What the Economics of Search Means to Publishers


ADOTAS – As the Facebook IPO draws ever closer, we are barraged with amazing statistics around social media. In the U.S. alone, Facebook accounts for 25 percent of internet page views, and Twitter has 130 million unique visitors per month. Pinterest is the fastest-growing social media application of all time and is already seeing over 80 million unique visitors a month in the U.S. Surely these dominant, highly engaging platforms must be becoming the driving force within digital advertising, right?

Well, as it turns out, not really. As the chart below illustrates, search marketing continues to be the Borg that is slowly subsuming the universe of digital advertising. The answer as to why this is happening is clear — it simply works. It delivers measurable ROI and provides clear attribution. With a user declaring his or her interest and intent, the value proposition of matching a marketer, who believes they can fulfill that interest, to the consumer is straightforward and well proven.

So, where does that leave the traditional web publisher? It would appear they are caught between the immovable object of search and the irresistible force of rapidly growing social media platforms. This leaves these sites with few choices: fight for the declining share of digital advertising that is left to them, or try to tap into the social or search revenue streams.

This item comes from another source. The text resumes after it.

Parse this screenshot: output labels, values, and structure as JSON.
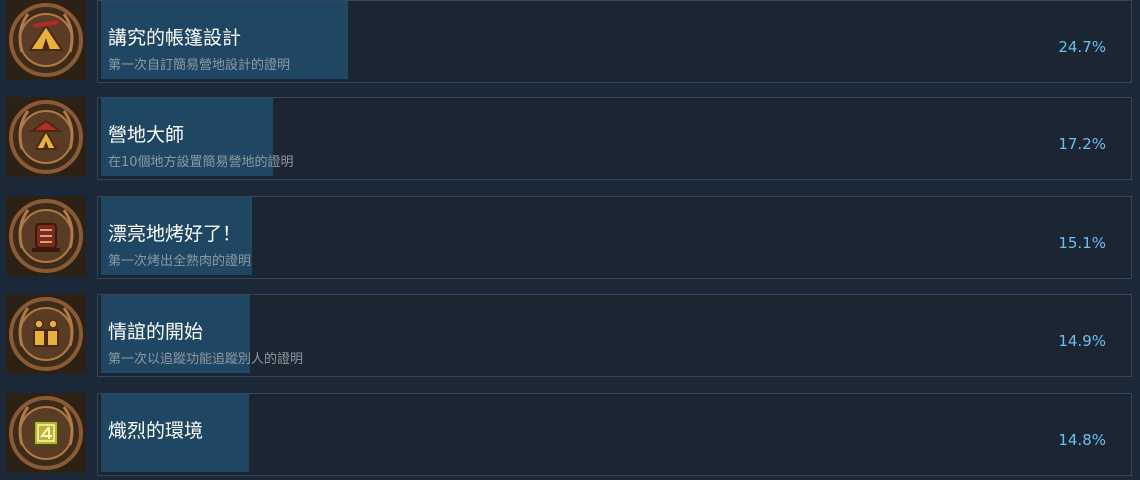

On the social side, publishers have done a great job of tapping into these platforms as a referral source. For many, social platforms are driving greater traffic than search. The ability to virally spread their content has been one of the driving forces behind the growth in page visits. But while they have benefited from increased traffic, they have not been able to tap into these core social campaigns. A good case in point is Pinterest and recipe sites. Recipes, and food in general, make up one of the largest categories on Pinterest, and eating is an inherently social experience. But, while recipe sites have benefited from the increased exposure of their content, food brands are looking to Pinterest to enable new social campaigns, not to the recipe sites. So if social is not the answer, what about search?

Search, after all, is the largest category of digital spend. And while content sites are the raison d’être for search, these sites participate in none of the economics. However, these content sites have one huge advantage over search engines: They know the context of what you are doing, they can understand at a deep level the content you are engaged with, and they know the path you have taken through the site. Search engines, on the other hand, start essentially as a blank slate each time you interact with them. Because of this, a real opportunity exists for publishers to implement what I’ll call content assisted search.

Let’s go back to our recipe site example. Typically, a user searches Google (in fact, 1 percent of all Google searches are for recipes) and lets say they search for “chicken and yogurt.” They choose one of the 23 million results that Google returns because something in that recipe caught their eye. However, once they land on the recipe, if it is not quite what they were looking for, they typically return to Google and search again, and pick one of the other 23 million choices. The publisher knows a lot about what the user was looking for, based on the positive choice they made to get there. They know: It was chicken and yogurt, it was an entrée, it used chicken breasts, it was classified as an Indian dish, it had a preparation time of 90 minutes and they know all the individual ingredients it contained. With that knowledge, it is possible to create a pre-populated search result that takes all of those variables into account — a search result that is far more refined, and in testing shows a 300 to 500 percent improvement in search results. In addition, it is possible to allow the user to simply check off positive and negative attributes around the current recipe. For example, I want it without garlic, and with a preparation time of under an hour. By leveraging the knowledge that they have, the publisher can create a better, faster and more accurate search experience than any of the search engines. The benefit to the publisher is multifaceted. It keeps the user on the publisher’s site while performing the search, it allows for the prioritization of results for the publisher’s own content that matches, and if it is indeed appropriate to send the user off the site to find the best result, it allows the publisher to participate in the search economics.

So for the next revolution in search, it may be that you need look no further than your favorite content site. Not only will you get a better search experience, but it will also open up a new revenue stream for these publishers, keeping them healthy and profitable so they can continue to bring us the great content we have all come to rely on.



Please enter your comment!
Please enter your name here